IE 11 is not supported. For an optimal experience visit our site on another browser.

Perhaps the dog ate the CIA's homework

One intelligence community source described a series of errors as straight "out of the Keystone Cops."
CIA Headquarters in Langley, Virginia
CIA Headquarters in Langley, Virginia
In December 2014, the world finally had a chance to see a document known as the "torture report." An official investigation of "enhanced interrogation techniques" used by the Bush/Cheney administration concluded that torture policies were not effective; the abuses were far more brutal than Americans had been led to believe; and the CIA had provided inaccurate information about the operation of the program.
This was, however, what we learned from an executive summary released by the Senate Intelligence Committee. The full, 6,700-page report, which included undisclosed information about "black site" prisons, has never been released to the public --  it's still considered classified -- and courts have ruled the multi-volume report is not covered by the Freedom of Information Act.
This week, Yahoo News highlighted a striking, previously unknown detail: the Central Intelligence Agency's  inspector general’s office "mistakenly" destroyed its copy of the full report.

While another copy of the report exists elsewhere at the CIA, the erasure of the controversial document by the office charged with policing agency conduct has alarmed the U.S. senator who oversaw the torture investigation and reignited a behind-the-scenes battle over whether the full unabridged report should ever be released, according to multiple intelligence community sources familiar with the incident. The deletion of the document has been portrayed by agency officials to Senate investigators as an "inadvertent" foul-up by the inspector general. In what one intelligence community source described as a series of errors straight "out of the Keystone Cops," CIA inspector general officials deleted an uploaded computer file with the report and then accidentally destroyed a disk that also contained the document, filled with thousands of secret files about the CIA's use of "enhanced" interrogation methods.

That doesn't sound reassuring.

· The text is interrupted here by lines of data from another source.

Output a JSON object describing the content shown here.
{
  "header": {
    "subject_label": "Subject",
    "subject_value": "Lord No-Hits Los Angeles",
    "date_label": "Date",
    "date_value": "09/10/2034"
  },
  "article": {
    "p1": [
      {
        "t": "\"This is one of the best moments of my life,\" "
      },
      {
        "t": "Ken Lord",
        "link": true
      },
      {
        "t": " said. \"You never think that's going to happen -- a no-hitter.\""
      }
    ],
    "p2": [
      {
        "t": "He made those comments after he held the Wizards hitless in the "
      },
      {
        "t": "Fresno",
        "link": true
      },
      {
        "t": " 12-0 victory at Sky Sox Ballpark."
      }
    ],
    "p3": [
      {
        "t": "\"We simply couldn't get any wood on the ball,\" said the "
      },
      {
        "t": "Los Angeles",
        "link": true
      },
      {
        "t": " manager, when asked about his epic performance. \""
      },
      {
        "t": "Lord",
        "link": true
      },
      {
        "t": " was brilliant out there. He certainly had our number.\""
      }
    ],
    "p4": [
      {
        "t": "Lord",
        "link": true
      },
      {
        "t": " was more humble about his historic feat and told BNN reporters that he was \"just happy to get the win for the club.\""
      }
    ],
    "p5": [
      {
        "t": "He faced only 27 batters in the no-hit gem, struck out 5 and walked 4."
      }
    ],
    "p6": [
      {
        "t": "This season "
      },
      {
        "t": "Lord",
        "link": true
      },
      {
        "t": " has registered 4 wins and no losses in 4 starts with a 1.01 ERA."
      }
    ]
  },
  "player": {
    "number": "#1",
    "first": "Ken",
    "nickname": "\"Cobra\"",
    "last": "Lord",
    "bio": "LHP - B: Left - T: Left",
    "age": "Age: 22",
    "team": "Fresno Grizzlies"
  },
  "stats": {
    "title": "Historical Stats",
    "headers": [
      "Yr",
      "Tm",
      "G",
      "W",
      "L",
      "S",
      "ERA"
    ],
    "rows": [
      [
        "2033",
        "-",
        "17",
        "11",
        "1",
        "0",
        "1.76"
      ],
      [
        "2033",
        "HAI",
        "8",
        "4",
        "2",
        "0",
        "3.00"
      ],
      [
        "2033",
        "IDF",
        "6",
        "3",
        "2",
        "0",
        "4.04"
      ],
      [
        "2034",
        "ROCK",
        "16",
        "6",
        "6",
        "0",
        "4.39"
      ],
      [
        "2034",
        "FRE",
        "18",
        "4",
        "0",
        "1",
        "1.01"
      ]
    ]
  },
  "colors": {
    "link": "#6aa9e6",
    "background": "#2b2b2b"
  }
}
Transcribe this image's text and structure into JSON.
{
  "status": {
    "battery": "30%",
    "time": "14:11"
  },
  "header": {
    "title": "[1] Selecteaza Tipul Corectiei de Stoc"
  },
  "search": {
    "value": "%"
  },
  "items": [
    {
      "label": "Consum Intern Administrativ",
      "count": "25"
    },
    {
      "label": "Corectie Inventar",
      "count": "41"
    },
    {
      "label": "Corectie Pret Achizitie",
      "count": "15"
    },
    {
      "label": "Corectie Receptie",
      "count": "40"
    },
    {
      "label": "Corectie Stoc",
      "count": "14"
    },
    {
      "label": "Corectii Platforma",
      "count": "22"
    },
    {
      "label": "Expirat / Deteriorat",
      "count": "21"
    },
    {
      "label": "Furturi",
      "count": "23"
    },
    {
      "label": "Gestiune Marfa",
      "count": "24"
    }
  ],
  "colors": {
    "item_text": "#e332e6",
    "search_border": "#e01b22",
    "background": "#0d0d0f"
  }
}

Indeed, Roll Call reported yesterday that the revelations from the Yahoo News piece are "raising concerns" on Capitol Hill "about the fate of the document."

Sen. Dianne Feinstein, who was the chairwoman of the Intelligence Committee in December 2014 when the panel released public findings of the classified report on the CIA's use of enhanced interrogation practices, has fired off a letter to Director John Brennan seeking a new copy of the report for the CIA inspector general, after a copy there was apparently misplaced or deleted.

"Your prompt response will allay my concern that this was more than an 'accident,'" Feinstein said in correspondence sent Friday. "The CIA IG should have a copy of the full study because the report includes extensive information directly related to the IG's ongoing oversight of the CIA."